I’ve always loved taking photographs. At 13, my Dad bought me my first SLR camera. At 16, I was selling cameras and developing services in Boot’s on Saturdays. And these days, I provide some photographic tips and take pretty much all the pictures for this site and our Instagram account.
Josef Seidel started running a photography business in the town, which was then part of the Austro-Hungarian empire, back in 1888. The business had three main strands – postcards, portraiture and amateur photography. The museum is in the house where Josef lived and at one point 11 employees worked. Our guide, Martin, provided us with a fascinating insight into life in a small Bohemian town, photography as a business and how life changed for Josef’s children with first the occupation by Nazi Germany and then life under communism.

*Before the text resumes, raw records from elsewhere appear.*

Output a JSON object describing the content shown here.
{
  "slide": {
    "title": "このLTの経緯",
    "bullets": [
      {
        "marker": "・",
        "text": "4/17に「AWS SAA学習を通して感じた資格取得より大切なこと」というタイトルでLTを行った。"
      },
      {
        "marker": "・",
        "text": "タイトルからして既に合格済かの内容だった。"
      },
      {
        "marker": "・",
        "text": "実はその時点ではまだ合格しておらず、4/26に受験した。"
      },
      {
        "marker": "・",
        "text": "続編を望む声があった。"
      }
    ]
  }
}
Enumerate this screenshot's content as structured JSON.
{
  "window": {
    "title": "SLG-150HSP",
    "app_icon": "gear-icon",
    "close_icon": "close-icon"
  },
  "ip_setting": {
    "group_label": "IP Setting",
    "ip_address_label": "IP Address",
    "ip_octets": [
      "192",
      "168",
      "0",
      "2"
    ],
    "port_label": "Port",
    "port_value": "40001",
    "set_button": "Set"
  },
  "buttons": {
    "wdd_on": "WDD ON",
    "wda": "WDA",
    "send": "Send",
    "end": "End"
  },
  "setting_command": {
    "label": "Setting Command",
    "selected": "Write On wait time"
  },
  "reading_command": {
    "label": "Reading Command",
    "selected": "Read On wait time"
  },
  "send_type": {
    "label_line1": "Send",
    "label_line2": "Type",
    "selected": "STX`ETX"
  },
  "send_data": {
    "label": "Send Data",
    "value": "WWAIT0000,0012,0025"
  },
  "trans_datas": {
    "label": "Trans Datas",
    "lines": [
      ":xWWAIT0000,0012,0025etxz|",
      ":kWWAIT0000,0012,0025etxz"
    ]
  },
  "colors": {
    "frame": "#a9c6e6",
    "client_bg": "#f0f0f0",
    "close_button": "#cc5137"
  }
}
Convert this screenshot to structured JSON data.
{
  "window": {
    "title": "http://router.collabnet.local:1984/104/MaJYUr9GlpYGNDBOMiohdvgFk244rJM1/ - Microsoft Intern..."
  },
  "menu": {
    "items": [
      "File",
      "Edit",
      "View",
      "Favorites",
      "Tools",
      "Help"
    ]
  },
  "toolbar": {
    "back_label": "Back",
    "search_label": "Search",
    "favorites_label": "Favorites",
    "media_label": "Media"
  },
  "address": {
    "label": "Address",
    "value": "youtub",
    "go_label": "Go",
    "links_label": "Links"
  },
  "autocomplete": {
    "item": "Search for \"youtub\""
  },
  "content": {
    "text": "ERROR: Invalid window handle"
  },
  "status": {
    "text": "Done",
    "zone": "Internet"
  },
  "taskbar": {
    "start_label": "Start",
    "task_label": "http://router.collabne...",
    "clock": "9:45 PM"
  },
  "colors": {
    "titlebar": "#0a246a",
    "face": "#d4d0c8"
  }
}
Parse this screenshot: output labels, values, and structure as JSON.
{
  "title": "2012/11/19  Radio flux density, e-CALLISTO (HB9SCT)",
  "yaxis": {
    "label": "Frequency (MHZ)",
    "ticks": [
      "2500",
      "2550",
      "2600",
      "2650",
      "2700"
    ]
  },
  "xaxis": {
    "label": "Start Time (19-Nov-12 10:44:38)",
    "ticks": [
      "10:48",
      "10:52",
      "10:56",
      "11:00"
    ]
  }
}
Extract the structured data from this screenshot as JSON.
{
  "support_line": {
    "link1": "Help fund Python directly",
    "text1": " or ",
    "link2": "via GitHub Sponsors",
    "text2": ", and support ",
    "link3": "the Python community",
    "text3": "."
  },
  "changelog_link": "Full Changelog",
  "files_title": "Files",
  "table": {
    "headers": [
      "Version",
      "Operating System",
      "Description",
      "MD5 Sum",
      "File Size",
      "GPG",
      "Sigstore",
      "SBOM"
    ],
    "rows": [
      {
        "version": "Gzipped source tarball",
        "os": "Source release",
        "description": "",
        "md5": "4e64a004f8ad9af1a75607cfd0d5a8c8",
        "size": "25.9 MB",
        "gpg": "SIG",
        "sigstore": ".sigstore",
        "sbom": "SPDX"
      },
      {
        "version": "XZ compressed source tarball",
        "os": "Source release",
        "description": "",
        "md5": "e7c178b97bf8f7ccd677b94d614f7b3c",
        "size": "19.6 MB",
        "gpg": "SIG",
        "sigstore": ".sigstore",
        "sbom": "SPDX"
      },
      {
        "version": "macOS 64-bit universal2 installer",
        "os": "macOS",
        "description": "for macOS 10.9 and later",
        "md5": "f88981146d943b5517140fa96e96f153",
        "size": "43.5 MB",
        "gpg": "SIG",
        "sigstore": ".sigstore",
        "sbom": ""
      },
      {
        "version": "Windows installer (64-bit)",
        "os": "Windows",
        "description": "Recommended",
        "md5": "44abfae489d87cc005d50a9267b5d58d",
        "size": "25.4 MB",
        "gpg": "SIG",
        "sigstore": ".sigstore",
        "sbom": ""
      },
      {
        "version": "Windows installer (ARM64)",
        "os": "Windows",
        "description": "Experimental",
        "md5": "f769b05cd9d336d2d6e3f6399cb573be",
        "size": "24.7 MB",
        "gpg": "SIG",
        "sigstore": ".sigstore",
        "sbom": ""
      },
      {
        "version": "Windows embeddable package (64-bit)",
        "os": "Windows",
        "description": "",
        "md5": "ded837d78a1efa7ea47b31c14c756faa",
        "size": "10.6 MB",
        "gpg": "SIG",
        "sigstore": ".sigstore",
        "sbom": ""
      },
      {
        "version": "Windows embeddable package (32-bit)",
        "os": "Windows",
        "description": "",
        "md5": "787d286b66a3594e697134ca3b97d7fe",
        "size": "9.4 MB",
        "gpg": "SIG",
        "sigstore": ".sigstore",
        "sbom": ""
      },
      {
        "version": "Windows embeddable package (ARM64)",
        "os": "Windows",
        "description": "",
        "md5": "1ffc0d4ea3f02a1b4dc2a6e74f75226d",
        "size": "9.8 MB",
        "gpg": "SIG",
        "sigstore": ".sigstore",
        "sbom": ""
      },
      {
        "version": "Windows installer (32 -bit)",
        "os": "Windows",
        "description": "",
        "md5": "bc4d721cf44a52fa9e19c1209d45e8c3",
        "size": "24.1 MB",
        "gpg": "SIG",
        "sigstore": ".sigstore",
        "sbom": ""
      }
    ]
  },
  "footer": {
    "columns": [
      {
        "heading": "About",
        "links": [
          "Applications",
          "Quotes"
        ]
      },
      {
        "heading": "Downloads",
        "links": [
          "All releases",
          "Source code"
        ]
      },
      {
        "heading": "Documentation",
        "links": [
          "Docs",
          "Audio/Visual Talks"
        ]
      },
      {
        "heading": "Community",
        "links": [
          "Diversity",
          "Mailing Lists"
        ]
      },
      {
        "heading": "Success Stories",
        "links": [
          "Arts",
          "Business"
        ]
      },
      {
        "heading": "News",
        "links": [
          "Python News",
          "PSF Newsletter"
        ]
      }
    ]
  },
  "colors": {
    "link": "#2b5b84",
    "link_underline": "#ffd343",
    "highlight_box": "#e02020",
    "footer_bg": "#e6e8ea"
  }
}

But the most entrancing aspect of the visit were the photos taken by Josef and his son, Frantisek, which adorn the museum. Over 120,000 photos have already been digitised and catalogued, with at least another 40,000 to go. The photos are available here (the project is only in Czech and German at the moment, but you can always let your browser translate) and are really worth an idle browse. I bet your ‘just 5 minutes’ will turn into many repeat visits.
Today, everyone is a photographer. Well, everyone takes photos. But looking through the Seidel collection, I was reminded what real photography is about and why the teenage me would spend lunchtimes in the school darkroom experimenting. It was to create something worthy of the term ‘art’. The wonderful and paradoxical thing about early 20th century photography, is that the whole process was so technical and fraught with mishap, that the Seidels didn’t think about creating art. It was a business. But, take a look at the catalogue and you will see its artistic merit.
For a bit of fun, Jane and I posed in Josef’s studio. Now we make no claims that this is art ….